=== ACTION ITEM ===
In the listing that follows, how many lines include the word "notti"? Only the number is wanted.

LISTED ENTRIES below:

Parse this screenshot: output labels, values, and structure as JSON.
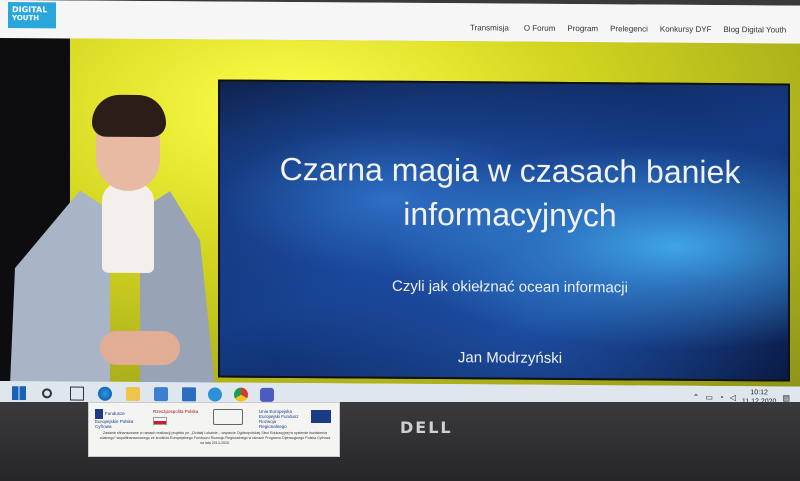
{
  "website": {
    "logo_line1": "DIGITAL",
    "logo_line2": "YOUTH",
    "nav": [
      "Transmisja",
      "O Forum",
      "Program",
      "Prelegenci",
      "Konkursy DYF",
      "Blog Digital Youth"
    ]
  },
  "slide": {
    "title": "Czarna magia w czasach baniek informacyjnych",
    "subtitle": "Czyli jak okiełznać ocean informacji",
    "author": "Jan Modrzyński"
  },
  "taskbar": {
    "icons": [
      "start-icon",
      "search-icon",
      "task-view-icon",
      "edge-icon",
      "file-explorer-icon",
      "store-icon",
      "mail-icon",
      "app-icon",
      "chrome-icon",
      "teams-icon"
    ],
    "time": "10:12",
    "date": "11.12.2020"
  },
  "laptop": {
    "brand": "DELL"
  },
  "sticker": {
    "eu_fund_label": "Fundusze Europejskie Polska Cyfrowa",
    "poland_label": "Rzeczpospolita Polska",
    "eu_label": "Unia Europejska Europejski Fundusz Rozwoju Regionalnego",
    "text": "Zadanie sfinansowane w ramach realizacji projektu pn. „Działaj Lokalnie – wsparcie Ogólnopolskiej Sieci Edukacyjnej w systemie kształcenia zdalnego” współfinansowanego ze środków Europejskiego Funduszu Rozwoju Regionalnego w ramach Programu Operacyjnego Polska Cyfrowa na lata 2014-2020."
  },
  "colors": {
    "logo_bg": "#29a6dc",
    "slide_bg": "#143b85",
    "stage_bg": "#d2d51f"
  }
}
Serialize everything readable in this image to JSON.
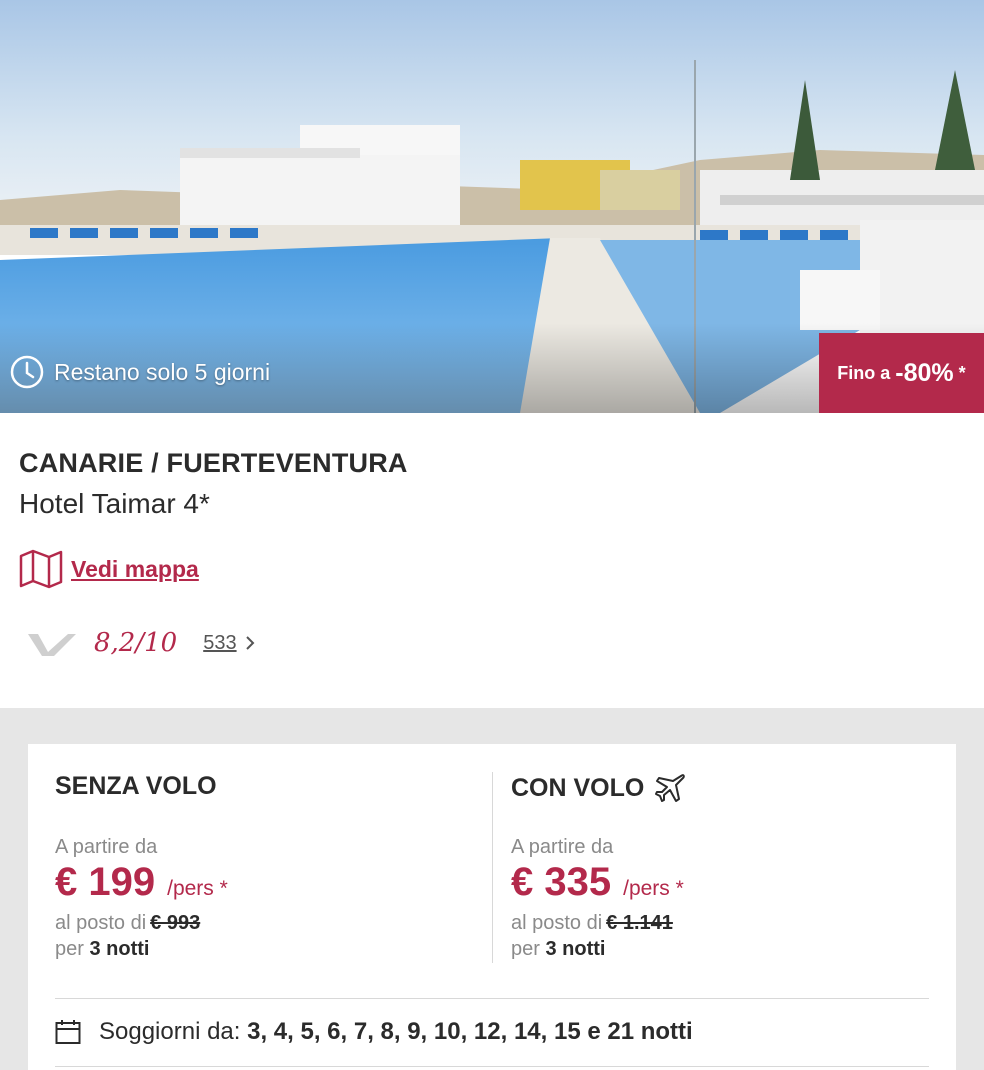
{
  "hero": {
    "countdown_text": "Restano solo 5 giorni",
    "discount_prefix": "Fino a",
    "discount_value": "-80%",
    "discount_mark": "*",
    "icon": "clock-icon"
  },
  "hotel": {
    "region": "CANARIE / FUERTEVENTURA",
    "name": "Hotel Taimar 4*",
    "map_link": "Vedi mappa",
    "map_icon": "map-icon"
  },
  "rating": {
    "score": "8,2/10",
    "reviews_count": "533"
  },
  "offers": {
    "without_flight": {
      "title": "SENZA VOLO",
      "from_label": "A partire da",
      "price": "€ 199",
      "per": "/pers *",
      "old_label": "al posto di",
      "old_price": "€ 993",
      "nights_label": "per",
      "nights_value": "3 notti"
    },
    "with_flight": {
      "title": "CON VOLO",
      "from_label": "A partire da",
      "price": "€ 335",
      "per": "/pers *",
      "old_label": "al posto di",
      "old_price": "€ 1.141",
      "nights_label": "per",
      "nights_value": "3 notti",
      "icon": "plane-icon"
    }
  },
  "stays": {
    "label": "Soggiorni da:",
    "values": "3, 4, 5, 6, 7, 8, 9, 10, 12, 14, 15 e 21 notti",
    "icon": "calendar-icon"
  },
  "colors": {
    "accent": "#b3294b",
    "muted": "#8a8a8a",
    "background_gray": "#e6e6e6"
  }
}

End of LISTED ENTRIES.

=== REPLY ===
3